Just my thoughts...
2005-09-02 19:16:59
RE: very frusterating.
Yes, Derek, it's very frustrating. When Steve Jobs gets up on stage at WWDC and shows off Mathematica running on Intel after a few hours of work, every developer in the room knows that it's going to take months of testing before any of us would be willing to ship a product even after we've gotten to the point where it compiles, links and boots. We also know that for some of us, getting to the point where our apps compile, link and boot is going to be a hard row to hoe.

None of that's frustrating in and of itself. What is frustrating is the customer backlash that's going to come when some of us don't have our apps ready when Intel-based Macs hit the market. That backlash is inevitable largely because, in the minds of customers and a handful of not particularly savvy members of the press (present company excluded), Jobs made it look as though it would be easy.

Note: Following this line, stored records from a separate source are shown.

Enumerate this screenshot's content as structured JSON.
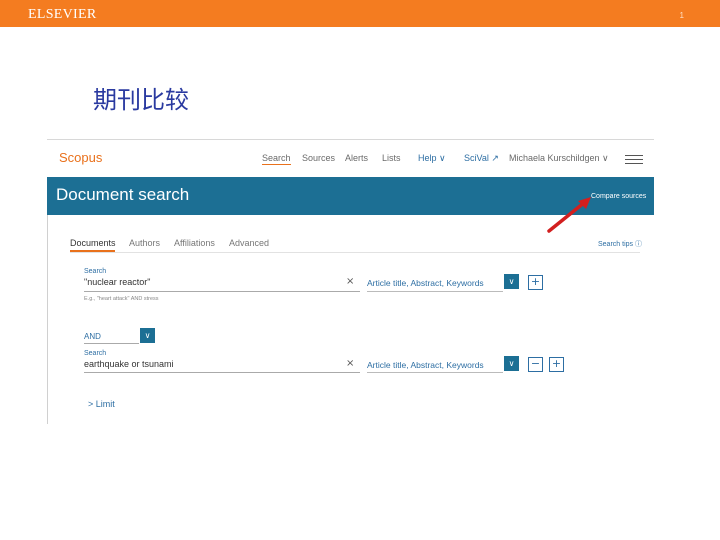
{
  "slide": {
    "logo": "ELSEVIER",
    "page_number": "1",
    "title": "期刊比较",
    "bar_color": "#f47c20",
    "title_color": "#2a3aa0"
  },
  "scopus": {
    "logo": "Scopus",
    "nav": {
      "search": "Search",
      "sources": "Sources",
      "alerts": "Alerts",
      "lists": "Lists",
      "help": "Help ∨",
      "scival": "SciVal ↗",
      "user": "Michaela Kurschildgen ∨"
    },
    "band": {
      "title": "Document search",
      "compare_link": "Compare sources",
      "color": "#1c6f94"
    },
    "tabs": [
      "Documents",
      "Authors",
      "Affiliations",
      "Advanced"
    ],
    "search_tips": "Search tips ⓘ",
    "row1": {
      "label": "Search",
      "value": "\"nuclear reactor\"",
      "clear": "×",
      "scope": "Article title, Abstract, Keywords",
      "hint": "E.g., \"heart attack\" AND stress"
    },
    "connector": "AND",
    "row2": {
      "label": "Search",
      "value": "earthquake or tsunami",
      "clear": "×",
      "scope": "Article title, Abstract, Keywords"
    },
    "limit": "> Limit",
    "icons": {
      "dropdown": "chevron-down-icon",
      "add": "plus-icon",
      "remove": "minus-icon",
      "menu": "hamburger-menu-icon",
      "annotation": "red-arrow-icon"
    },
    "accent_color": "#e9711c",
    "link_color": "#2d6ea3"
  }
}
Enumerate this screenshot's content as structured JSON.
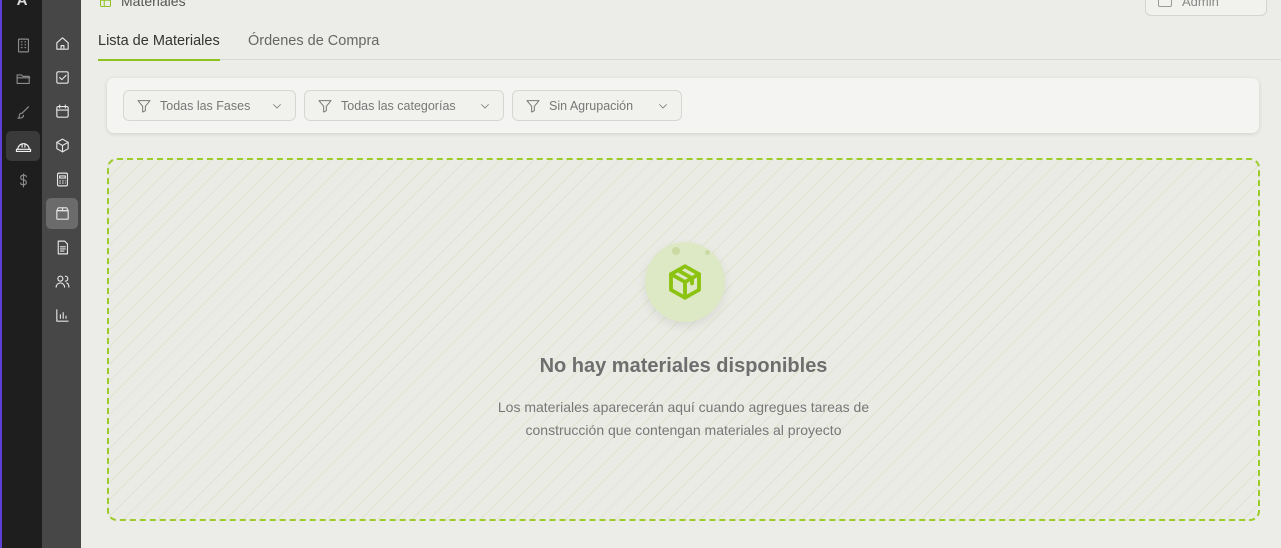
{
  "app": {
    "logo_letter": "A"
  },
  "page": {
    "title": "Materiales"
  },
  "top_right": {
    "label": "Admin"
  },
  "tabs": [
    {
      "label": "Lista de Materiales",
      "active": true
    },
    {
      "label": "Órdenes de Compra",
      "active": false
    }
  ],
  "filters": [
    {
      "label": "Todas las Fases",
      "icon": "filter-icon"
    },
    {
      "label": "Todas las categorías",
      "icon": "filter-icon"
    },
    {
      "label": "Sin Agrupación",
      "icon": "filter-icon"
    }
  ],
  "empty_state": {
    "icon": "package-icon",
    "title": "No hay materiales disponibles",
    "description_line1": "Los materiales aparecerán aquí cuando agregues tareas de",
    "description_line2": "construcción que contengan materiales al proyecto"
  },
  "rail1_icons": [
    "building-icon",
    "folder-icon",
    "brush-icon",
    "hardhat-icon",
    "dollar-icon"
  ],
  "rail2_icons": [
    "home-icon",
    "checkbox-icon",
    "calendar-icon",
    "cube-icon",
    "calculator-icon",
    "package-icon",
    "document-icon",
    "users-icon",
    "bar-chart-icon"
  ],
  "colors": {
    "accent": "#8fc31f",
    "rail_dark": "#1e1e1e",
    "sidebar": "#474747",
    "background": "#ecece8"
  }
}
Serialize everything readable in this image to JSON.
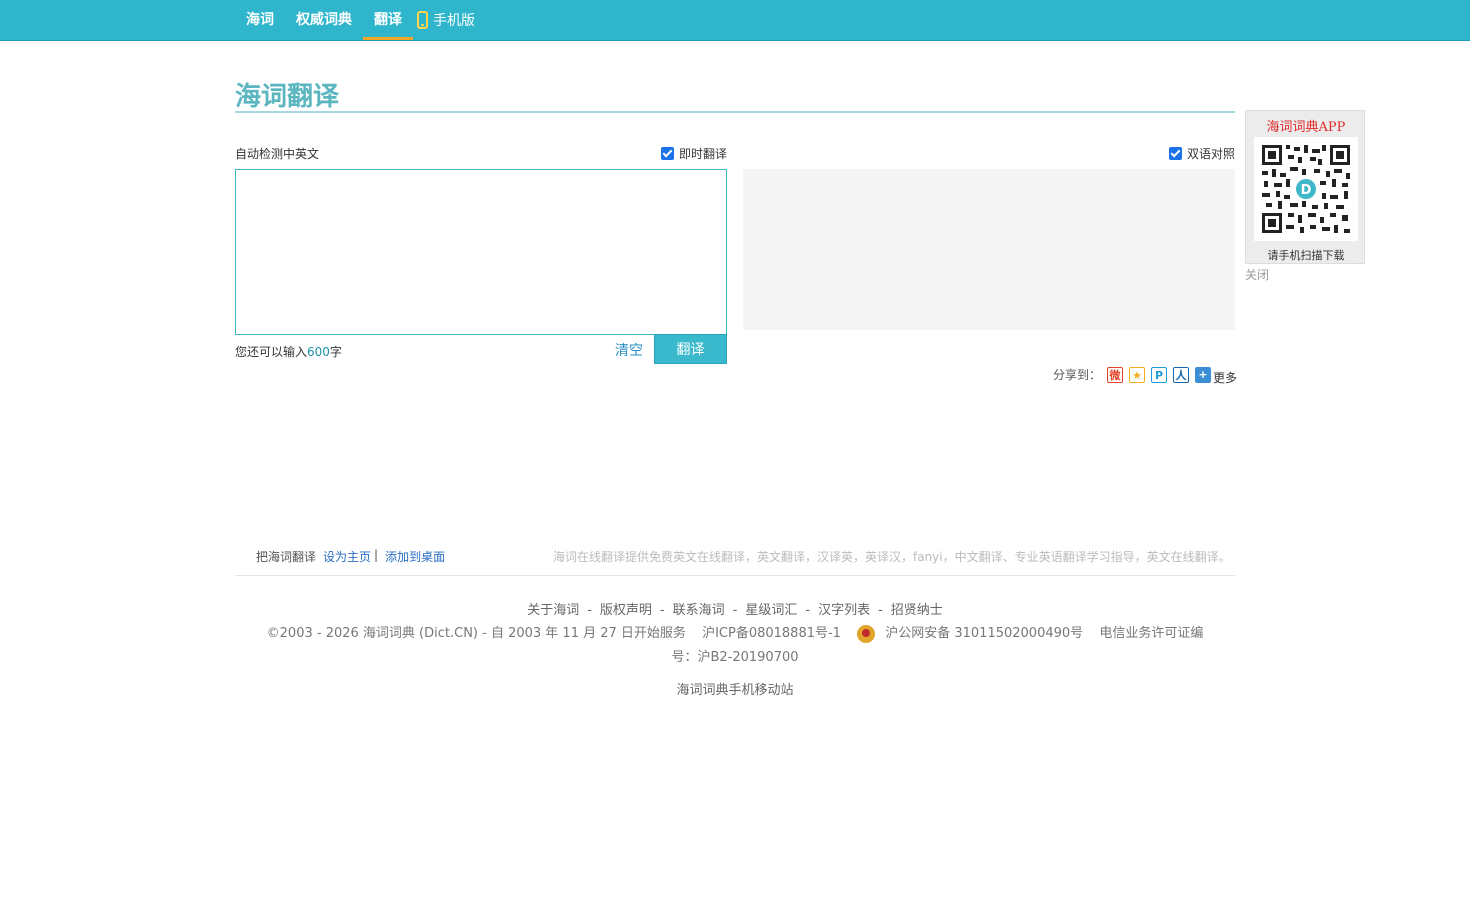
{
  "nav": {
    "items": [
      "海词",
      "权威词典",
      "翻译"
    ],
    "mobile_label": "手机版"
  },
  "logo_text": "海词翻译",
  "input_panel": {
    "detect_label": "自动检测中英文",
    "instant_label": "即时翻译",
    "input_value": "",
    "remain_prefix": "您还可以输入",
    "remain_count": "600",
    "remain_suffix": "字",
    "clear_label": "清空",
    "translate_label": "翻译"
  },
  "output_panel": {
    "bilingual_label": "双语对照",
    "result_text": ""
  },
  "share": {
    "label": "分享到：",
    "icons": [
      "weibo-icon",
      "qzone-icon",
      "tencent-weibo-icon",
      "renren-icon",
      "more-share-icon"
    ],
    "more_label": "更多"
  },
  "qr": {
    "title": "海词词典APP",
    "caption": "请手机扫描下载",
    "close_label": "关闭"
  },
  "bookmark": {
    "prefix": "把海词翻译",
    "set_home": "设为主页",
    "sep": "|",
    "add_desktop": "添加到桌面"
  },
  "description": "海词在线翻译提供免费英文在线翻译，英文翻译，汉译英，英译汉，fanyi，中文翻译、专业英语翻译学习指导，英文在线翻译。",
  "footer": {
    "links": [
      "关于海词",
      "版权声明",
      "联系海词",
      "星级词汇",
      "汉字列表",
      "招贤纳士"
    ],
    "link_sep": "-",
    "copyright": "©2003 - 2026  海词词典 (Dict.CN) - 自 2003 年 11 月 27 日开始服务",
    "icp": "沪ICP备08018881号-1",
    "police": "沪公网安备 31011502000490号",
    "license": "电信业务许可证编号：沪B2-20190700",
    "mobile_site": "海词词典手机移动站"
  }
}
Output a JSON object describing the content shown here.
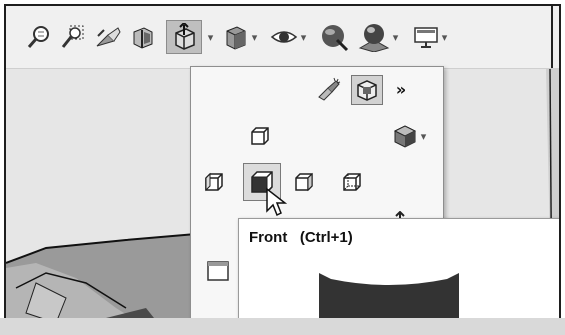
{
  "toolbar": {
    "icons": [
      "zoom-to-fit-icon",
      "zoom-to-area-icon",
      "previous-view-icon",
      "section-view-icon",
      "view-orientation-icon",
      "display-style-icon",
      "hide-show-items-icon",
      "edit-appearance-icon",
      "apply-scene-icon",
      "view-settings-icon"
    ]
  },
  "dropdown": {
    "more_glyph": "»",
    "views": [
      "top-view-icon",
      "left-view-icon",
      "front-view-icon",
      "right-view-icon",
      "back-view-icon",
      "isometric-view-icon",
      "single-view-icon"
    ]
  },
  "tooltip": {
    "title": "Front   (Ctrl+1)"
  },
  "colors": {
    "selected_face": "#333333",
    "toolbar_bg": "#f0f0f0",
    "menu_bg": "#f7f7f7"
  }
}
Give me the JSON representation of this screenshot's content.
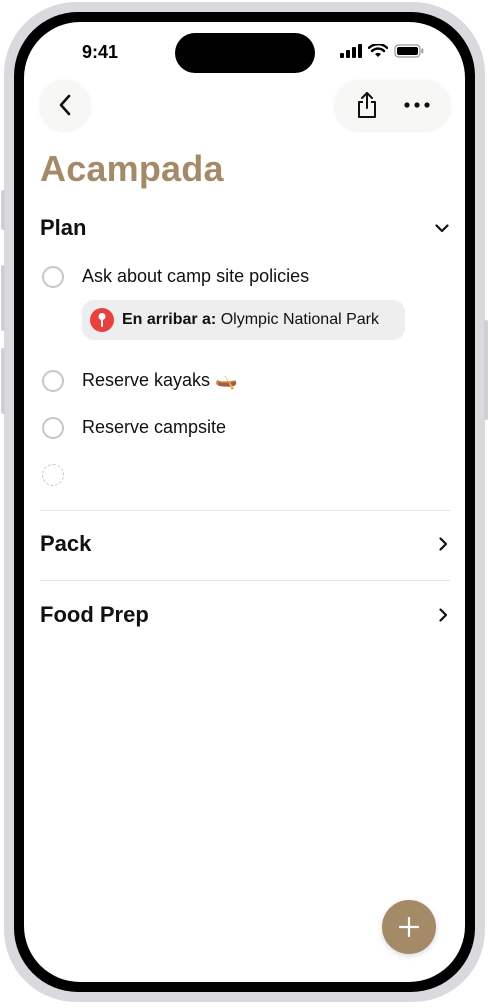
{
  "status_bar": {
    "time": "9:41"
  },
  "toolbar": {
    "back_icon": "chevron-left-icon",
    "share_icon": "share-icon",
    "more_icon": "ellipsis-icon"
  },
  "list": {
    "title": "Acampada",
    "accent_color": "#a48a67"
  },
  "sections": {
    "plan": {
      "title": "Plan",
      "expanded": true,
      "items": [
        {
          "text": "Ask about camp site policies",
          "completed": false
        },
        {
          "text": "Reserve kayaks",
          "emoji": "🛶",
          "completed": false
        },
        {
          "text": "Reserve campsite",
          "completed": false
        }
      ],
      "location_chip": {
        "prefix": "En arribar a:",
        "place": "Olympic National Park",
        "icon": "location-pin-icon",
        "color": "#e8403e"
      }
    },
    "pack": {
      "title": "Pack",
      "expanded": false
    },
    "food_prep": {
      "title": "Food Prep",
      "expanded": false
    }
  },
  "fab": {
    "icon": "plus-icon"
  }
}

None of this means that Jobs lied, or in any way, intentionally misled the public on this. After all, his audience was the developer community, not end users. There are, however, times when developers get caught between what Steve said and what the public thinks he said.

And, it's frustrating, because you really can't lay the blame for this at anyone's feet, though there are some members of the press who really ought to know better (again, present company excluded).

2005-09-02 19:18:47
RE: very frusterating.
Mea Culpa for misspelling your name, Derrick.
2005-09-03 00:04:54
In the meantime...
I run Photoshop 7 on my DTK under Rosetta and for the amateur its good enough. Actually, even the pro that stopped in to show us some logo variations had no problem with it and didn't even realize it wasn't a regular PowerMac.

My guess is the transition isn't nearly as bad as the Adobe guy thinks it is. He already has to test on a lot of operating systems anyway.

2005-09-03 23:43:04
Adobe's complaining about *this*?
Compared to some of the weird ports that Adobe has done over the years, that they are complaining about having a good 1-2 years to move to a new processor on a very abstracted OS just doesn't make sense. Adobe used to make Photoshop (v2.5 and 3) and Illustrator for SGI IRIX on MIPS! A totally different CPU, on a very different OS. Plus, Photoshop for Windows was in its infancy at that stage too. Also, as I remember, Adobe ported Photoshop over to Rhapsody's Yellow Box (which became Cocoa) back when Apple was pushing it as the client OS of the near future. That was really just a keynote showoff, but I remember that it took weeks to do--nothing minor. Now, Adobe has lots of time to migrate to a new processor that they already support on another OS. CS2 will work on the MacTels...not great, but it'll work. They've got plenty of time and plenty of in-house experience. Make it happen.